    It will probably never be known who at BYU allowed the painting to be stolen, so the best BYU can do is to show the painting belongs to them and to negotiate with the current owner to get the painting back. The present owner shouldn't be penalized for having the painting when the painting was purchased in good faith. To them, the painting is not "ill-gotten booty". Negotiating to get the painting back for half the current price is reasonable.

  • Oatmeal Woods Cross, UT
    Feb. 21, 2012 8:34 a.m.

    Rock wrote: "I wonder how much art will survive the second coming?"

    My guess: Much more than you think. Great art is an expression of the noblest of human aspirations. There is a great deal of art in the Louves and other art museums that would be appropriate to hang in the temples. Remember th 13th Article of Faith?

  • kiaoraguy Provo, UT
    Feb. 21, 2012 8:18 a.m.

    There is so much more to this story and the other missing pieces than can be alluded to in this article, no matter how it is written. Fascinating story of good intentions, ineptness, poor strategic planning and amazing detective work. Officer Lemon should be heartily thanked for his efforts, the results which may not be seen for decades.

  • Esquire Springville, UT
    Feb. 21, 2012 8:16 a.m.

    But who at BYU was responsible for these pieces of art work being lost in the first place?

  • The Rock Federal Way, WA
    Feb. 21, 2012 8:07 a.m.

    I wonder how much art will survive the second coming?

    My guess: Not much.

  • AzTim Gilbert, AZ
    Feb. 21, 2012 7:43 a.m.

    Great article. Happy BYU recovered the stolen painting but I'm a little amused/sad about the recovery process and Lemon's boast, "It also sends the message to the art world that we aren't just going to roll over what else is out there that is ours. If we find it, and we have enough of a case file on it to prove that it belongs to us, then we will go after it." The message, it appears, is 'we will come after you will a big check book and pay you handsomely for your ill-gotten booty.' Maybe that is how it works in stolen art recovery...it's just sad.

  • Cats Somewhere in Time, UT
    Feb. 21, 2012 4:28 a.m.

    This is a very interesting article, but someone needs to do some proper editing. Mahonri Young wasn't the namesake of the school's grandson....he was the school's namesake's grandson. Also, "shined" is NOT the correct word...it is "shone." Honestly, I'm really amazed at some of the writing that manages to get printed in the Deseret News sometimes. It's a great paper and I love it, but there really needs to be some improvement in the writing and editing.

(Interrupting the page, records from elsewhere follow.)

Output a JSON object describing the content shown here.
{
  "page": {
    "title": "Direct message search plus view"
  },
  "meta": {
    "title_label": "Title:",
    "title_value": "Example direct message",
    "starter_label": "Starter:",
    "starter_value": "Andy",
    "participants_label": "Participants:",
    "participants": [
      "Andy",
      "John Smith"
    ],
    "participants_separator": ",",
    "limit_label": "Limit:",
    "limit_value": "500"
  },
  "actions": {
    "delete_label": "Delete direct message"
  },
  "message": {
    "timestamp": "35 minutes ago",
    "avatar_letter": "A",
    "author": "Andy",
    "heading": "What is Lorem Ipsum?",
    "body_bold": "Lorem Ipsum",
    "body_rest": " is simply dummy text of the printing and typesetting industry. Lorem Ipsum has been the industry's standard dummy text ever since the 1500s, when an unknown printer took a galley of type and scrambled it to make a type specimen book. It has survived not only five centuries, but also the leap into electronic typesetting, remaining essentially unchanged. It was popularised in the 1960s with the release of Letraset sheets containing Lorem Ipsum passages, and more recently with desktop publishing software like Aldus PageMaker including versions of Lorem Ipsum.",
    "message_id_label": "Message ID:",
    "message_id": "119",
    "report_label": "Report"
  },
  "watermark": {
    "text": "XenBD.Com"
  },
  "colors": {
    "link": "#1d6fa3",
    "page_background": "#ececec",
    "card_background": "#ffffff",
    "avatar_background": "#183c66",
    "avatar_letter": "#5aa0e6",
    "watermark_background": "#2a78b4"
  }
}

    I'm thrilled that BYU got this painting back and I hope they can get the others back. It's terrible how many works of art have been stolen and there's no excuse for it.